━━━━━ PROVIDED DATA

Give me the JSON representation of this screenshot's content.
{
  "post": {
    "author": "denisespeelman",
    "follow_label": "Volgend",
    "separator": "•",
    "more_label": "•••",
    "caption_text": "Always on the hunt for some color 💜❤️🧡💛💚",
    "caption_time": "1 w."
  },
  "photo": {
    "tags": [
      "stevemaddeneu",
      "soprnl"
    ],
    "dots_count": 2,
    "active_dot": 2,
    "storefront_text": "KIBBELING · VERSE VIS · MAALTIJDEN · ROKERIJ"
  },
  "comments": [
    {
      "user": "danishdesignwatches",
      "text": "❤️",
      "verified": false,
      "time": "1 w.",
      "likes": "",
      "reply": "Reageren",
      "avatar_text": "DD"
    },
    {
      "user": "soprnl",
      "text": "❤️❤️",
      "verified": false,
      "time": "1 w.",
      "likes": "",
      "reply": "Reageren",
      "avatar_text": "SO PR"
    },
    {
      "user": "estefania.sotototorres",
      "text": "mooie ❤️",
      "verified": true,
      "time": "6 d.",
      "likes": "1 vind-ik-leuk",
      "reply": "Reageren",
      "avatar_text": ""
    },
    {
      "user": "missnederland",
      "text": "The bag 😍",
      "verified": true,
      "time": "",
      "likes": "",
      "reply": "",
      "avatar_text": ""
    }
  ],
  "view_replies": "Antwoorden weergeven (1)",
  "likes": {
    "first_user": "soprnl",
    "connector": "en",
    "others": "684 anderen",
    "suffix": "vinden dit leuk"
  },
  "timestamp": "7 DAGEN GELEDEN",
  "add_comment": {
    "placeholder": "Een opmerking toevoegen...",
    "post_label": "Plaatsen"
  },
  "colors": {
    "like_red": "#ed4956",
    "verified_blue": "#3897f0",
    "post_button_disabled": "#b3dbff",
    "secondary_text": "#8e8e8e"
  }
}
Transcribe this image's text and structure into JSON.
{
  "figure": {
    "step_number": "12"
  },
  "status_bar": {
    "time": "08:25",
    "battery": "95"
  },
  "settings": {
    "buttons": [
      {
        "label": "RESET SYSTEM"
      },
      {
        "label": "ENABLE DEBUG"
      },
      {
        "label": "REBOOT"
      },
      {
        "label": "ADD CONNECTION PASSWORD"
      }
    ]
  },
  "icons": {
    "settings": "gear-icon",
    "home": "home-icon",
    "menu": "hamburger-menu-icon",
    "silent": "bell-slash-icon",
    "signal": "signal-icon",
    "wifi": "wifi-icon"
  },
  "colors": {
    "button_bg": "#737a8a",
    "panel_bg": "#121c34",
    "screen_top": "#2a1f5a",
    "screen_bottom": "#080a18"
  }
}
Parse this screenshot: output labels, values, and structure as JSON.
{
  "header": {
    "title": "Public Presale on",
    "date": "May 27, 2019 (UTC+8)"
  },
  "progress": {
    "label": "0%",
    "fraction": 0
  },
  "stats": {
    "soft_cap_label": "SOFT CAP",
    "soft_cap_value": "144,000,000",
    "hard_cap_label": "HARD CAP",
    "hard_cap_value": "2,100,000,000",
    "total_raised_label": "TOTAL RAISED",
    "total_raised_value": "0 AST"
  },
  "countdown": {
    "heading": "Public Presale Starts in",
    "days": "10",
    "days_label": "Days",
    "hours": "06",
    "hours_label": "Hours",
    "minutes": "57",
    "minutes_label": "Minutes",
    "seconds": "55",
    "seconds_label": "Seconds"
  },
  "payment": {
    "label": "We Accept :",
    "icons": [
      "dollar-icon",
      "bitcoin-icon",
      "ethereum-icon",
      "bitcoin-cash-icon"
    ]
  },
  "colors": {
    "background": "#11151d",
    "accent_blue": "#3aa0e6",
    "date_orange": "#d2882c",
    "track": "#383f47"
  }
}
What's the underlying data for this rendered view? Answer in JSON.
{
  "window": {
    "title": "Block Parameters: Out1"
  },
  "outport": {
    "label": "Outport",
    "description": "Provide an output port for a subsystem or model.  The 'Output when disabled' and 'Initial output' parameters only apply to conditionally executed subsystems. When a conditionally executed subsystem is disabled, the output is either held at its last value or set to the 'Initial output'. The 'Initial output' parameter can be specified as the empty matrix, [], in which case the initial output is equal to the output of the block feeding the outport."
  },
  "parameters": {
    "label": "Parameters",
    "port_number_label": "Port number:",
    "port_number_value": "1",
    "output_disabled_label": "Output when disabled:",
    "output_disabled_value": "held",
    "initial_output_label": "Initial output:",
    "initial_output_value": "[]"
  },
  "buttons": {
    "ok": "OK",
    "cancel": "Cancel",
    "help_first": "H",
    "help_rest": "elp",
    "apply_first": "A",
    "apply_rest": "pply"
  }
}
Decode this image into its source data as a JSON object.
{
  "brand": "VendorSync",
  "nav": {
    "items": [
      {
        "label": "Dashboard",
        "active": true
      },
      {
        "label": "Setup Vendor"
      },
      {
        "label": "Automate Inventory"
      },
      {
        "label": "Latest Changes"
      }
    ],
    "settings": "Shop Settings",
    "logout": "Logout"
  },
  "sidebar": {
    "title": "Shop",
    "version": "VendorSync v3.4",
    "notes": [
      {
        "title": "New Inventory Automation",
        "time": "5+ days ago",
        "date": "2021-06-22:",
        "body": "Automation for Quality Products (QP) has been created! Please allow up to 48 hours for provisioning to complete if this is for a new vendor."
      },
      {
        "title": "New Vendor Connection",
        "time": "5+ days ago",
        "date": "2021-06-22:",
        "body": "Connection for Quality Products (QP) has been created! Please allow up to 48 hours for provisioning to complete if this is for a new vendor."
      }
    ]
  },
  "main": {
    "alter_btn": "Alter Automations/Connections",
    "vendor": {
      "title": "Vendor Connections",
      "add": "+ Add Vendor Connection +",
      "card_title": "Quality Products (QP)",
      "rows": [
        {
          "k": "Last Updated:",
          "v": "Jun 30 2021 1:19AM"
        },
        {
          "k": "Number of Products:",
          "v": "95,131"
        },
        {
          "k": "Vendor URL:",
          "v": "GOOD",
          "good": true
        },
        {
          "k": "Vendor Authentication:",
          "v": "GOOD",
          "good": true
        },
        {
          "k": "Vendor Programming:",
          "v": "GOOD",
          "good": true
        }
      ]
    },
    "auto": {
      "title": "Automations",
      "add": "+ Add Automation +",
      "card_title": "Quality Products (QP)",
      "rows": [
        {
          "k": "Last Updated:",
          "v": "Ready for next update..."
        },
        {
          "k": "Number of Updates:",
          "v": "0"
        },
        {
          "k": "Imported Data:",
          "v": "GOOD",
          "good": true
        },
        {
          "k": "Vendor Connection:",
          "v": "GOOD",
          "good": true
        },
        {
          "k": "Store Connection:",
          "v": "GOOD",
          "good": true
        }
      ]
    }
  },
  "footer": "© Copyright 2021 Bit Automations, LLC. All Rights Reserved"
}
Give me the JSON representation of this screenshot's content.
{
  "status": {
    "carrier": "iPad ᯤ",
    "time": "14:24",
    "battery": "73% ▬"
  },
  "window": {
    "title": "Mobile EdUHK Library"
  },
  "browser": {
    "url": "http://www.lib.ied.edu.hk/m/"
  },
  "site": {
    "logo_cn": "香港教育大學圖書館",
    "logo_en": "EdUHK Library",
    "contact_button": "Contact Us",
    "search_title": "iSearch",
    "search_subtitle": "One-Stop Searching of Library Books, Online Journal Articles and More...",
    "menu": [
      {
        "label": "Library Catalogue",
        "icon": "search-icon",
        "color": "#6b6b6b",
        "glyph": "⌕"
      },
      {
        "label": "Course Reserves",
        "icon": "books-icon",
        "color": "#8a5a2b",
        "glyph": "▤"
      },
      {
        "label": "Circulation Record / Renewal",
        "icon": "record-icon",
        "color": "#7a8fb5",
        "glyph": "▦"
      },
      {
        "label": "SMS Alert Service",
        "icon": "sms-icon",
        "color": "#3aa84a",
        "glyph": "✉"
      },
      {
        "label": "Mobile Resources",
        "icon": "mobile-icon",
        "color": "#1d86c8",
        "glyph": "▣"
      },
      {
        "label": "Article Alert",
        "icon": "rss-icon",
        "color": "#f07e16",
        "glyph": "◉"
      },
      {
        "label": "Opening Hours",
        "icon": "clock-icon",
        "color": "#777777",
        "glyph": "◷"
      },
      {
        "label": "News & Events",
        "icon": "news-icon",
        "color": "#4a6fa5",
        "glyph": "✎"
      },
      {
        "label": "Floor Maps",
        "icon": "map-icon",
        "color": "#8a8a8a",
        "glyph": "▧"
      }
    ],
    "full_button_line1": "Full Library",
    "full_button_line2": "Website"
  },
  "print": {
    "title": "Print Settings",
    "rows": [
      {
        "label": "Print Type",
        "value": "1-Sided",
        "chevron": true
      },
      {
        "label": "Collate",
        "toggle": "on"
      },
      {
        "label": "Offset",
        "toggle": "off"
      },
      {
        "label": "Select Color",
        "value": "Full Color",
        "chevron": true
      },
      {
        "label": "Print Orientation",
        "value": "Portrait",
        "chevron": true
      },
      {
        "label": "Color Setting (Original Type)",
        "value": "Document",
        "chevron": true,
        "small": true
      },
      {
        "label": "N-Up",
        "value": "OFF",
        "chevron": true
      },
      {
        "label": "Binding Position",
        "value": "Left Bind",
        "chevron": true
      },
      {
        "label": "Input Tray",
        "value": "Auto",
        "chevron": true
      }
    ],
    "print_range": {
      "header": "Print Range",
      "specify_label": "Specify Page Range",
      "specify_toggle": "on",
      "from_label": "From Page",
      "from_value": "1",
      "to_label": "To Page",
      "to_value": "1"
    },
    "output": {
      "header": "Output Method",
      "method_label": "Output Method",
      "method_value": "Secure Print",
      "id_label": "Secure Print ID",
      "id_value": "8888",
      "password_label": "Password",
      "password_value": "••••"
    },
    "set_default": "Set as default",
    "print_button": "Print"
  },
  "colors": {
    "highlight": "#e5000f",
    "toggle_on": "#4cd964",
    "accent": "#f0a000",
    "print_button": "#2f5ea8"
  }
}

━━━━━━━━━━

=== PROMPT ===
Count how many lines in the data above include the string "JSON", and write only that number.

=== EXERCISE SOLUTION ===
6